Mieko told Jean-Luc she lost her voice while performing in Paris a year ago. She was onstage singing when her vocal chords became two arrow shafts in her throat. She was taken away in an ambulance. She thinks the video is on YouTube. She asked Jean-Luc not to watch. We have no reception here, but I know that Jean-Luc never would. Mieko said that she and Raoul have been married for eight years. Normally, they go to Osaka in the summer, but her parents had recently died. Raoul had no family left in Leuven except a sister he didn’t get along with. They were childless. They lived in Paris in the fourteenth. Mieko taught singing to Japanese students at the international school, or the children of diplomats. She hoped to get her voice back, but the process had been long and disappointing so far. Doctors had been unable to diagnose a specific problem apart from the strain of major performances. Mieko herself said she suffered from nerves, but a Japanese doctor in Paris had been treating her. They were here because he had advised a week on a boat in the Mediterranean.
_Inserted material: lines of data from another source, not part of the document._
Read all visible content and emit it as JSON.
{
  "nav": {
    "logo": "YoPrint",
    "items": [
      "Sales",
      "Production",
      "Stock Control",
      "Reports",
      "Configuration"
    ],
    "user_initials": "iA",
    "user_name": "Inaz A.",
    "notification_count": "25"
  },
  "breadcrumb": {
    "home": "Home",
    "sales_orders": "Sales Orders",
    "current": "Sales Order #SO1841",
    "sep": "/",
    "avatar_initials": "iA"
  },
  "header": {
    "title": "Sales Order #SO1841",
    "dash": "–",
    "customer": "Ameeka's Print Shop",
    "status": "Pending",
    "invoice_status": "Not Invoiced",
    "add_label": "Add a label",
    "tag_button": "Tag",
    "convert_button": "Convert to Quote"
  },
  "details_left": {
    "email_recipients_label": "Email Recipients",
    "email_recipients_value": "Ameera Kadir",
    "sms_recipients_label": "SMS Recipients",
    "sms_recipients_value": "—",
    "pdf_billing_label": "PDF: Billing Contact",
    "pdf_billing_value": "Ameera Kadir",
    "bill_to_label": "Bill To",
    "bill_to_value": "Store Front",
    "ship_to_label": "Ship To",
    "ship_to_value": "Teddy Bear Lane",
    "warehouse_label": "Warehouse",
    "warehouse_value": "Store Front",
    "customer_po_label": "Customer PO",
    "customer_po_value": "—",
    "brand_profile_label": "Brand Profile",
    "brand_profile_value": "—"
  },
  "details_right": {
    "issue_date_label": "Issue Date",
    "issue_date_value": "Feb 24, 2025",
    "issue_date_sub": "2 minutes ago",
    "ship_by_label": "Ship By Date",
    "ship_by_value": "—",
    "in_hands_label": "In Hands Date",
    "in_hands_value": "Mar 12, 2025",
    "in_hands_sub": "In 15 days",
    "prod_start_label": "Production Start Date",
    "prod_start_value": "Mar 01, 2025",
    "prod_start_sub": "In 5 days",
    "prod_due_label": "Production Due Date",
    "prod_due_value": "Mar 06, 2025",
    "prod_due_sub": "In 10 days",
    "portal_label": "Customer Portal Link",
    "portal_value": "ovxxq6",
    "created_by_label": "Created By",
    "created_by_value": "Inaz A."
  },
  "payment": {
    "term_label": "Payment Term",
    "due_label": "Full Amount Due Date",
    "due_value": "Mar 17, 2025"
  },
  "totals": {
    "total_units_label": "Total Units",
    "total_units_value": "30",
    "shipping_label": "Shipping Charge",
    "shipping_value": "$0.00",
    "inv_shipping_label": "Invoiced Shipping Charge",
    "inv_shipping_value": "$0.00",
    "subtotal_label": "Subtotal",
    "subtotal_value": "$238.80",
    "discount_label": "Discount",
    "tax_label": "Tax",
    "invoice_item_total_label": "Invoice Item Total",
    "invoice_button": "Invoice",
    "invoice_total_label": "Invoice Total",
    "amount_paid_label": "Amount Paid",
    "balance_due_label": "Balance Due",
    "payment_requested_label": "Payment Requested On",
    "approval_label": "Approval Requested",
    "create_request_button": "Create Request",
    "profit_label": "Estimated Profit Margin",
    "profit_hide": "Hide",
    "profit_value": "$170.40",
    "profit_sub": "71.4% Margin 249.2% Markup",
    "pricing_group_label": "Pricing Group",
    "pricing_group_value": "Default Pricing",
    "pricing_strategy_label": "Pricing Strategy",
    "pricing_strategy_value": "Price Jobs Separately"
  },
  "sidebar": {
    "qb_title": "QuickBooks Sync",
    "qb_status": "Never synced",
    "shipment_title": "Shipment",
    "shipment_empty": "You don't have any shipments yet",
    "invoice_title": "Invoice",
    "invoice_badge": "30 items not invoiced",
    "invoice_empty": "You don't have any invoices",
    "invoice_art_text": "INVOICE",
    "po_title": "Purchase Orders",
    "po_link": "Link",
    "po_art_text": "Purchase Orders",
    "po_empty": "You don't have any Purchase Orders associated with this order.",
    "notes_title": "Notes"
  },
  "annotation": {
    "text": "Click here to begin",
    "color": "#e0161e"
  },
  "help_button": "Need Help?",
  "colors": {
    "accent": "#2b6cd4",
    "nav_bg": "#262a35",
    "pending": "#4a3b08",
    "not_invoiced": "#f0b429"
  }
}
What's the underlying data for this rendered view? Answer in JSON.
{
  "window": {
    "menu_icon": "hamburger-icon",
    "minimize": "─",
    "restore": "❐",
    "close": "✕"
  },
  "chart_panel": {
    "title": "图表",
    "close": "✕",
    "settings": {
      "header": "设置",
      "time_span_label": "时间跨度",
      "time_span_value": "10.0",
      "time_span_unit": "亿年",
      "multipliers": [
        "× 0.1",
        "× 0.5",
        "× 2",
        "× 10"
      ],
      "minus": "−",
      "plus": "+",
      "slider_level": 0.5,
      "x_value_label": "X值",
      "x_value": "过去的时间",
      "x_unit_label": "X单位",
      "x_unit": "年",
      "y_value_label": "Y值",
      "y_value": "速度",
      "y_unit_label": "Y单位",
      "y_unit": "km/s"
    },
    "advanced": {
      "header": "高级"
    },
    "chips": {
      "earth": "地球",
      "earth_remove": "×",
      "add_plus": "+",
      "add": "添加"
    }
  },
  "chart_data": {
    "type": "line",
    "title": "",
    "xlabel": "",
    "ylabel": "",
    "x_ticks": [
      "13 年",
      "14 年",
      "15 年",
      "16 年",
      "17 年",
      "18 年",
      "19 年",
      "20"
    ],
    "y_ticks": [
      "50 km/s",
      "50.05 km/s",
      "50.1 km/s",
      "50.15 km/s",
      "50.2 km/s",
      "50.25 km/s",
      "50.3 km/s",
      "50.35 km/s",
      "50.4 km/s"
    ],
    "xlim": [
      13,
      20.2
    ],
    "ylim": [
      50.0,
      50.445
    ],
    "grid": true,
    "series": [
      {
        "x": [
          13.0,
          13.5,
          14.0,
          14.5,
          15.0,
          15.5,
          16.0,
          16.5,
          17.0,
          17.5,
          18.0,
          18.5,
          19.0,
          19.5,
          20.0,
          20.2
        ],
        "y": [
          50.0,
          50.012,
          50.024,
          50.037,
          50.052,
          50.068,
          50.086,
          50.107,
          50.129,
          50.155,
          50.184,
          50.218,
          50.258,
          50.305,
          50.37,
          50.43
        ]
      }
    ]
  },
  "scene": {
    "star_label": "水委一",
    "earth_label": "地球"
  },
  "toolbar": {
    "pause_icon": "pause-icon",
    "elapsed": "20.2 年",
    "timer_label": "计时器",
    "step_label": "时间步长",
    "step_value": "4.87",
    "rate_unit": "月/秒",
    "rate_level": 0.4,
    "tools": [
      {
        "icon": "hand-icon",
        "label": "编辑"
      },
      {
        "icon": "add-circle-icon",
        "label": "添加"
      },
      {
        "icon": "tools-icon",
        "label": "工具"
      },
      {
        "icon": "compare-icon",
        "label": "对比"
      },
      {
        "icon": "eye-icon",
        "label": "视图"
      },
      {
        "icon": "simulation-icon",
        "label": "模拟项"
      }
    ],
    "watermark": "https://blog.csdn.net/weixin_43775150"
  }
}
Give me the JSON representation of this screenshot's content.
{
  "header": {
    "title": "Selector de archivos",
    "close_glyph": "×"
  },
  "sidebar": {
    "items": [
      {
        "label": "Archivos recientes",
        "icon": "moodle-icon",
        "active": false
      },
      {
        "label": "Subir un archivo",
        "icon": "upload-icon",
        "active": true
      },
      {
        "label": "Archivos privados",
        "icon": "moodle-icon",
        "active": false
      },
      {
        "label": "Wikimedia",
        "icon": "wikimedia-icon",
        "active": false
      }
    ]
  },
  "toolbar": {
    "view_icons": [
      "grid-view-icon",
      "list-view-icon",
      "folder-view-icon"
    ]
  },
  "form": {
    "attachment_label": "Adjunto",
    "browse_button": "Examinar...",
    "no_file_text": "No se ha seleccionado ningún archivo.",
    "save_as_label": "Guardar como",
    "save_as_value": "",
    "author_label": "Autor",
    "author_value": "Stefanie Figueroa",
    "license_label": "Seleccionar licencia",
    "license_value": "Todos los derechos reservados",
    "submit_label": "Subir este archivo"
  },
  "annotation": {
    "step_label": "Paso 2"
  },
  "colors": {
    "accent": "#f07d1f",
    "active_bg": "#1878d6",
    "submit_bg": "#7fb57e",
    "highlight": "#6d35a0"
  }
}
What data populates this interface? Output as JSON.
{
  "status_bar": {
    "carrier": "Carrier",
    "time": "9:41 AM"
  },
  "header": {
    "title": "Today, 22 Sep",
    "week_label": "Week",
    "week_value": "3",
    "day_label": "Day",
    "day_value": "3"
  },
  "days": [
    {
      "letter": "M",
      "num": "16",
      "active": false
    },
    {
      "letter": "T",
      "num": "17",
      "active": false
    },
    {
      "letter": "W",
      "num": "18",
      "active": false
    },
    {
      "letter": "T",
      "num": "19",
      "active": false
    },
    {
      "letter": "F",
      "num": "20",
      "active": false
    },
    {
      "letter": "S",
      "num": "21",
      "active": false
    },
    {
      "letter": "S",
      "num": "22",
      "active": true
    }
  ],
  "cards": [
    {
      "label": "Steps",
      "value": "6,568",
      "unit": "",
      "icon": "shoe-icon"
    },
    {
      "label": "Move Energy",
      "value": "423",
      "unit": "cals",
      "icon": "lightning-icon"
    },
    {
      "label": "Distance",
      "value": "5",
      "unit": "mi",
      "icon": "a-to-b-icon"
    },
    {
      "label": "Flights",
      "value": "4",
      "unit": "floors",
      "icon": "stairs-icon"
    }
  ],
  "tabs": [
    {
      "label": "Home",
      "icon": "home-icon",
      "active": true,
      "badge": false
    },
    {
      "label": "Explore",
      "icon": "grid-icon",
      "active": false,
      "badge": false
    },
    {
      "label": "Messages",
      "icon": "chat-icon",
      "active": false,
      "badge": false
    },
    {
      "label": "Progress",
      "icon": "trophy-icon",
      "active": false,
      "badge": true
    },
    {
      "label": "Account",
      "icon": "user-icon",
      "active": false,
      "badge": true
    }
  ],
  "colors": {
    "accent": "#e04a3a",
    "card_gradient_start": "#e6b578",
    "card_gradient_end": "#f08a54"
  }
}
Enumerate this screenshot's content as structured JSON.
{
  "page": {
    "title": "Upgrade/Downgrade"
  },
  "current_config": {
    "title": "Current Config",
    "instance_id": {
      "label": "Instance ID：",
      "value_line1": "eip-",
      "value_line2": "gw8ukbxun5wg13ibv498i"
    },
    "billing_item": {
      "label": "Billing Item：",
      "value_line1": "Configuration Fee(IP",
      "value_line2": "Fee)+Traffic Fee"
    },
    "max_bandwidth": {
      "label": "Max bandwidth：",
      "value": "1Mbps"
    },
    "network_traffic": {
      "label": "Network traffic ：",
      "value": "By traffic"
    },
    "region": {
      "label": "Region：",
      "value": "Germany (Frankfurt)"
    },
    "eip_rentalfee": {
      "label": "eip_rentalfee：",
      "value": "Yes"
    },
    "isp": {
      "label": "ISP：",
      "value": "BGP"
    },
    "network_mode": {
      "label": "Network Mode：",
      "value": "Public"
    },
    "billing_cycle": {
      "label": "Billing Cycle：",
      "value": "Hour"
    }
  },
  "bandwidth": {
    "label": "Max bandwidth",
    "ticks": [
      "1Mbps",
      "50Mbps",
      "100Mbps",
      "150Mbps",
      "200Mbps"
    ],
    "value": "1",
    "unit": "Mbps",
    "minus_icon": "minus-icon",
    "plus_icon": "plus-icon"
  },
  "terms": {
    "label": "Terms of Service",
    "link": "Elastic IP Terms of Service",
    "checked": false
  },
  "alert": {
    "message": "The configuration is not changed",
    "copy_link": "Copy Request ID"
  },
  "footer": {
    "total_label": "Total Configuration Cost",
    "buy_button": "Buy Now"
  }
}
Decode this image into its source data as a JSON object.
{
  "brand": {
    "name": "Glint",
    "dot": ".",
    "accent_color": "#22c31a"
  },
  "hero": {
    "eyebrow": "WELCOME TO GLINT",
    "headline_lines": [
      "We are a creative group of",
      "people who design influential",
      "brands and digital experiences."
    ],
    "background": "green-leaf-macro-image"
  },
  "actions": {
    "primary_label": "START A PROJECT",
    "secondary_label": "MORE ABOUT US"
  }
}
Jean-Luc tells me that they won’t be coming back until late. He showed them the steep path to Nonza and told them to order pizza at the bar, to get a cool table by the fountain. He said Raoul should tell them they were from the boat. They’d get treated better that way.
But the morning passes and we do not see them cross the stones. The shade has been stripped from the inlet and I see their heads bobbing on the water for a long time. Mieko comes out and she is wearing a white one-piece costume. She sits down, opening a small umbrella, covering her legs with a towel. Raoul thrashes in the calm sea. He backstrokes out a fair way, then frog-kicks to the shore where he floats with his ruddy stomach in the air. He lurches out of the water, throws himself on the stones.
There is a cusp of shade growing in the rocks and they transfer there, no longer visible. I open a bottle of white wine and prepare a salad. Jean-Luc dives into the water. He takes a mask and removes seaweed from the propeller. We finish the bottle and he lazes on deck. I start rereading the Houellebecq Raoul has left on the table, but my mind drifts to a tourist pamphlet I picked up at the bar yesterday. It said that the breasts of the young Sainte Julie were cut off by Romans stationed at Nonza. She was tortured and her breasts cast against a rock where a small spring later appeared. Expectant women now go to the fontaine aux mamelles to secure their supply of milk. Sainte Julie’s body was draped on a fig tree and a dove supposedly flew from her mouth at the moment of her death.
It is quiet at first, a vocalise more than a song. Mieko stands on the shore in her white swimsuit, a sarong around her legs. Raoul crouches there letting the waves slap his side. Mieko bends over her body and stays down for a long time. She rises, begins the vocalise again, a heartbreaking ascension. Raoul takes up a handful of stones and clutches them. Jean-Luc grows aware of the sound and sits up on deck. We listen to the clean spiral of her voice.
Catherine McNamara grew up in Sydney and ran away to Paris at 21 to write. She lived in West Africa for many years where she ran a bar and traditional art gallery. She is the author of the erotic comedy The Divorced Lady’s Companion to Living in Italy and the short story collection Pelt and Other Stories. Catherine lives in Italy.